Work order »
Spot each line in the data below containing "arrow" and copy it.

- Opening Delimiter -

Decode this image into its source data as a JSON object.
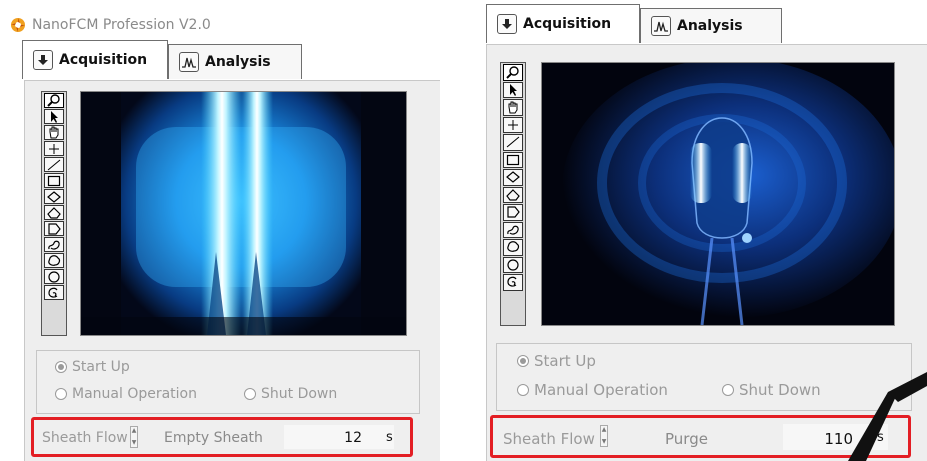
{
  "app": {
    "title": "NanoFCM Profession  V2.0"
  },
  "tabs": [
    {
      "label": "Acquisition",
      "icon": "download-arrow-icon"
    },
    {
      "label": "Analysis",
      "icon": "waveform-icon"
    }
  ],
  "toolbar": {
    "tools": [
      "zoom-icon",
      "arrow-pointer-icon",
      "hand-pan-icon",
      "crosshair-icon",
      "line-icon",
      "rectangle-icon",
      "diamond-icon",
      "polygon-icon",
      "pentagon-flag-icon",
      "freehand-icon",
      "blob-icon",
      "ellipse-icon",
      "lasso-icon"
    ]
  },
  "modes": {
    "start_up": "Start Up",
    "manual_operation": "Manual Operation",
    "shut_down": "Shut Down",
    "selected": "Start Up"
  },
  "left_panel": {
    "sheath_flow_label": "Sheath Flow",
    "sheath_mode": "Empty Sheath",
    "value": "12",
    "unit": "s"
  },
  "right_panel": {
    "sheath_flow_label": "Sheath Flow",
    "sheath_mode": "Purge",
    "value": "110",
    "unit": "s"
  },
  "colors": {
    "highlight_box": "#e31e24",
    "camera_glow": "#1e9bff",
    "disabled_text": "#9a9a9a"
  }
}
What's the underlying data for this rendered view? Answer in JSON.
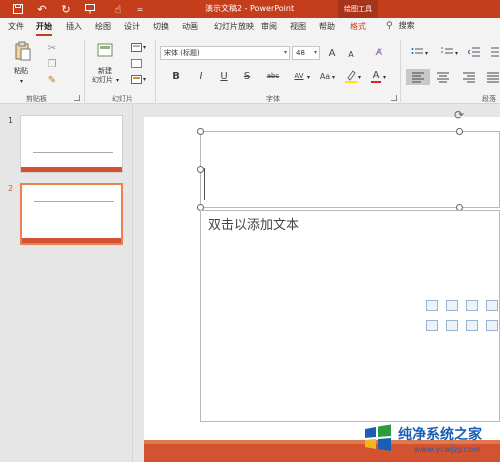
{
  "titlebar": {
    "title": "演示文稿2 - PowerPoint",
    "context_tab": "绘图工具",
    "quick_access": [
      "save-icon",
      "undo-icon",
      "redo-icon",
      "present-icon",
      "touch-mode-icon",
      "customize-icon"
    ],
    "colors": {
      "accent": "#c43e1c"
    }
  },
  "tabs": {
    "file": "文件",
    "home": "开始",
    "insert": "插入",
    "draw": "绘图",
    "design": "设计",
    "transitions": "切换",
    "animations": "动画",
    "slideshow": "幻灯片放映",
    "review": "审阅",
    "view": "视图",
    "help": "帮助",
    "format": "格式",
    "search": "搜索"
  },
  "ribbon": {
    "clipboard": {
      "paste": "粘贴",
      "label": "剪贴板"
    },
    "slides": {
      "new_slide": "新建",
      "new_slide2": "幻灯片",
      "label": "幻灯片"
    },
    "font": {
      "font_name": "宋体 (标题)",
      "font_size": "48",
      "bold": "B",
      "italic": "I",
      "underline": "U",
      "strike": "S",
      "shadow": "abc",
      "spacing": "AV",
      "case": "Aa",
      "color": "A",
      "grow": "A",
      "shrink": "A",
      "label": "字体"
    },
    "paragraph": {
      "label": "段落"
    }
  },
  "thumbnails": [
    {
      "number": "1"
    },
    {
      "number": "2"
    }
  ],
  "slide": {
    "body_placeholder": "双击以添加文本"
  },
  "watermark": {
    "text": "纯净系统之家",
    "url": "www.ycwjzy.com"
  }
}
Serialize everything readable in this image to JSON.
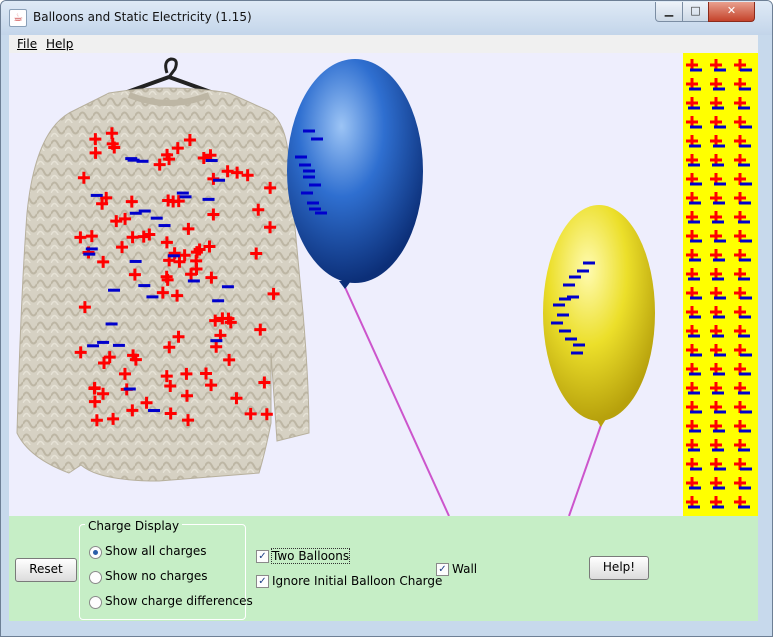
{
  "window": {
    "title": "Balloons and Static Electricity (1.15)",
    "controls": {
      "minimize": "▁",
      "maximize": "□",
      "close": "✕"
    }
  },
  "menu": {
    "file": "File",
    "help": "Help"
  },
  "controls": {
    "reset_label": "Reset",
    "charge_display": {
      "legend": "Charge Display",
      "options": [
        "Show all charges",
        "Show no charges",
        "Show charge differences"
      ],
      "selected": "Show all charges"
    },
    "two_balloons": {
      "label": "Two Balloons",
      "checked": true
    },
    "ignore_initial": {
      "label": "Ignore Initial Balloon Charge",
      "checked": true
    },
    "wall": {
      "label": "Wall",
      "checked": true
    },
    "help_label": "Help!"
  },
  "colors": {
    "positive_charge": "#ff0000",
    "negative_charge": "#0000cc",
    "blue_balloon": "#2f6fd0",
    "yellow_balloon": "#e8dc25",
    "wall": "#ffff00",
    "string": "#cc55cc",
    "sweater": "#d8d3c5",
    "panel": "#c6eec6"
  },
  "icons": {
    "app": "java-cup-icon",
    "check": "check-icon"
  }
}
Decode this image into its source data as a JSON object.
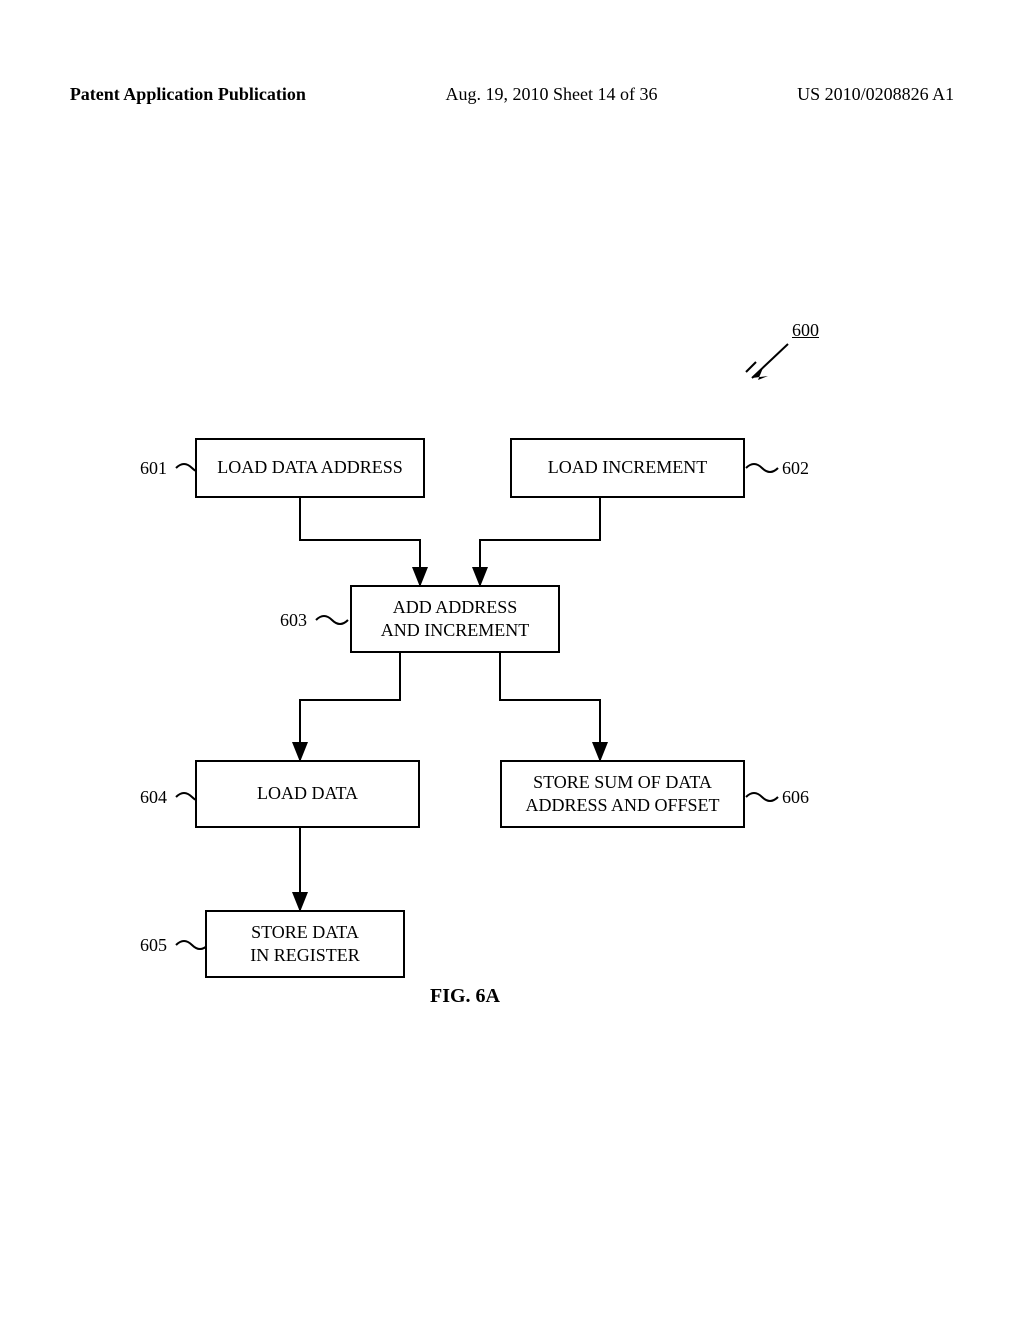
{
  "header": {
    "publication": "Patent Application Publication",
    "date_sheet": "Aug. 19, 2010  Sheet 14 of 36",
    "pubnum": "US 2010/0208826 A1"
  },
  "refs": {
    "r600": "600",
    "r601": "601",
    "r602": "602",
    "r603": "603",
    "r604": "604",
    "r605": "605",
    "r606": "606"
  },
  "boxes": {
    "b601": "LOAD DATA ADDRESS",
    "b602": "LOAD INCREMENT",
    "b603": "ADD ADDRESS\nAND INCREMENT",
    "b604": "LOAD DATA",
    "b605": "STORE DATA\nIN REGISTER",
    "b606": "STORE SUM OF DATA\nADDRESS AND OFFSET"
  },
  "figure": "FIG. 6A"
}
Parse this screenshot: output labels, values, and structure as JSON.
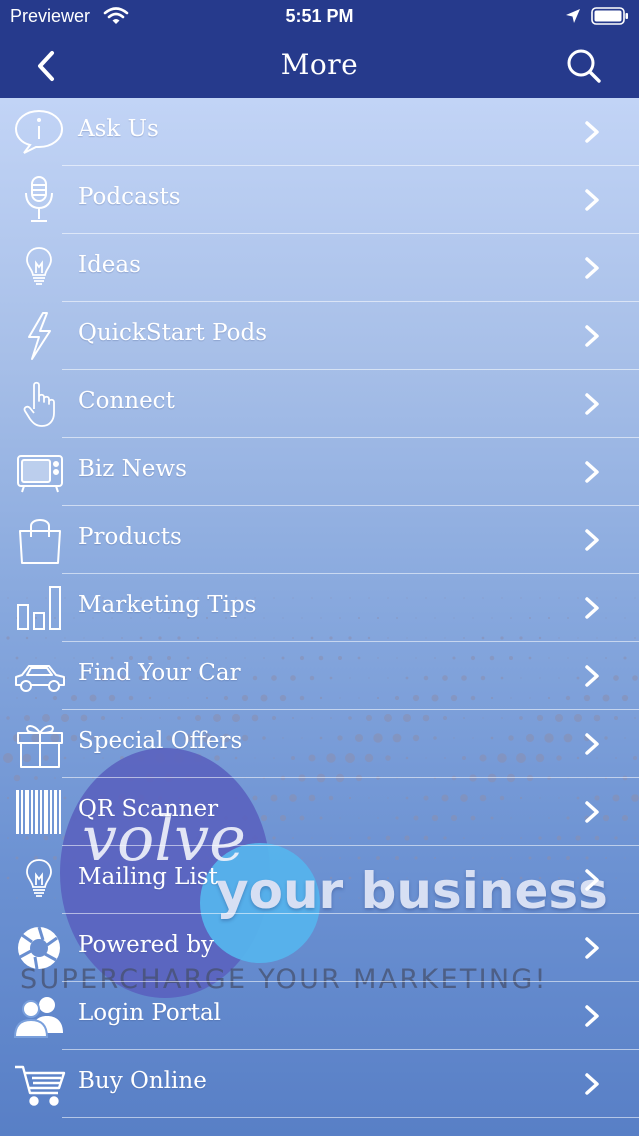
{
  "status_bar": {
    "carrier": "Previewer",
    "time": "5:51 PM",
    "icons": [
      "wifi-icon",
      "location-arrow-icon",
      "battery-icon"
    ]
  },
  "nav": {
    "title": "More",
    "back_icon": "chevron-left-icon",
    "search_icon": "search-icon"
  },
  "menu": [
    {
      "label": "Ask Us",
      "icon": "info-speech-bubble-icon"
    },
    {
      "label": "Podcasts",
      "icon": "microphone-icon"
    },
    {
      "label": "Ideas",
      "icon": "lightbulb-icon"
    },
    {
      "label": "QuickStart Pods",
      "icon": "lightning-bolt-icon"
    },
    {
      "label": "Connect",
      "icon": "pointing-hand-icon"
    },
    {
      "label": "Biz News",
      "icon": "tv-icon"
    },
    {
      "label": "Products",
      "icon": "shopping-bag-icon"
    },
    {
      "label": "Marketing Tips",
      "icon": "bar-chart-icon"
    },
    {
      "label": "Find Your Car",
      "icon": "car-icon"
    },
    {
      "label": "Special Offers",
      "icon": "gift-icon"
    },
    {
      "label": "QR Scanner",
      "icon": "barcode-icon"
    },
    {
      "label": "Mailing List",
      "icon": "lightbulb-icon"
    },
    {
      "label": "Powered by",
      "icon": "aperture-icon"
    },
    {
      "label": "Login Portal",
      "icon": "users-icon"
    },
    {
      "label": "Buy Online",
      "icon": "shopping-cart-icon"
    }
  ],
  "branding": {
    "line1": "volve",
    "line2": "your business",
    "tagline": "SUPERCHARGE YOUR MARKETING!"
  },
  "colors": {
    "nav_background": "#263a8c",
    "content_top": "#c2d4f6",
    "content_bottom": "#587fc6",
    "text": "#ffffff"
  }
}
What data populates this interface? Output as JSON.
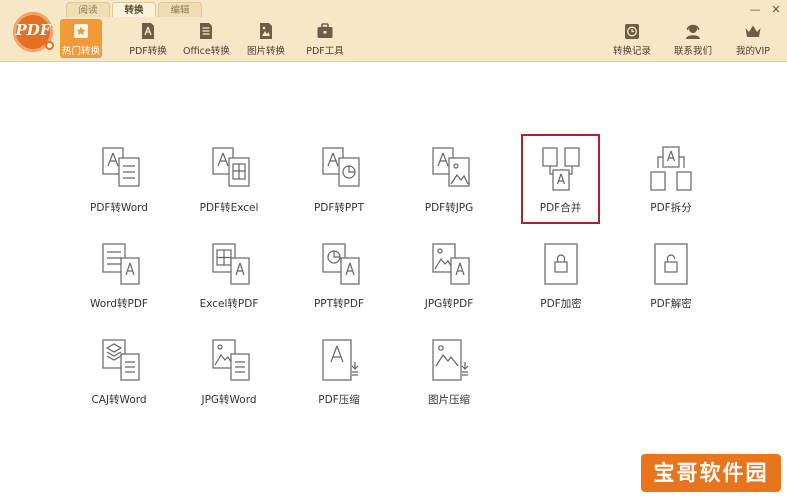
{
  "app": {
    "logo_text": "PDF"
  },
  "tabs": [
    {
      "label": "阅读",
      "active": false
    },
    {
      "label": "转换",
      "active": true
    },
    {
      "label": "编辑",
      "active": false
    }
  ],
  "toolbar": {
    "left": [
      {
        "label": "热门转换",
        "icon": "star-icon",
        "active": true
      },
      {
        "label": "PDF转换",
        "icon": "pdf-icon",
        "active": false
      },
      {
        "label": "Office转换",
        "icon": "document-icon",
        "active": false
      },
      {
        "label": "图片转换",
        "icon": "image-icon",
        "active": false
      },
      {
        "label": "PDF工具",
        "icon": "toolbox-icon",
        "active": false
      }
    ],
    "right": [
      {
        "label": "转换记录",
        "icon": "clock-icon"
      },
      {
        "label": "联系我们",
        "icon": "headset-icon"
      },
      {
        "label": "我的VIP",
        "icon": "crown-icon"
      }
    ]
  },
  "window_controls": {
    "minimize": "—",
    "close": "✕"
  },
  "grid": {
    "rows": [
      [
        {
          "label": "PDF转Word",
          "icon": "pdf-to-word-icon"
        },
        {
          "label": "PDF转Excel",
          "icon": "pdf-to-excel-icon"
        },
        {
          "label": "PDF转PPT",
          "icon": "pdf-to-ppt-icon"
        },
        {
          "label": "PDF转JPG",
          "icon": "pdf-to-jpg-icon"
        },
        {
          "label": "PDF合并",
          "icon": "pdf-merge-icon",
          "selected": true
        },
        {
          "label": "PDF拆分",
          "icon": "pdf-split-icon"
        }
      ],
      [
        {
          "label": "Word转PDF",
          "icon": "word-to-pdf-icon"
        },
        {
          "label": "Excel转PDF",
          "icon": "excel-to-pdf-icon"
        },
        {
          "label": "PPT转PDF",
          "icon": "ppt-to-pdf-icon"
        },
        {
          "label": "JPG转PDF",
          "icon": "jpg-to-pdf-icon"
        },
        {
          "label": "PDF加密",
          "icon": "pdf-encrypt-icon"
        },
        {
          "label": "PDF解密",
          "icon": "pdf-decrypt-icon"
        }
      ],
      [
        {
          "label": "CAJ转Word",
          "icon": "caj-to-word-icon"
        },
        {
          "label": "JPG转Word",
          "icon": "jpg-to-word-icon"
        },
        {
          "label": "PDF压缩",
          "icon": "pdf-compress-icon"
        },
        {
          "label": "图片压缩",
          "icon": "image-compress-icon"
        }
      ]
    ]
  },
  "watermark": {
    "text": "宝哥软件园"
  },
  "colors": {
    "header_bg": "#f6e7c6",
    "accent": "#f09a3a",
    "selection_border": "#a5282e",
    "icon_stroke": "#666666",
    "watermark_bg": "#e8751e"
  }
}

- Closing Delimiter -

Solution for this problem »
      "icon": "download-arrow-icon"
      "arrow-pointer-icon",
      "location-arrow-icon",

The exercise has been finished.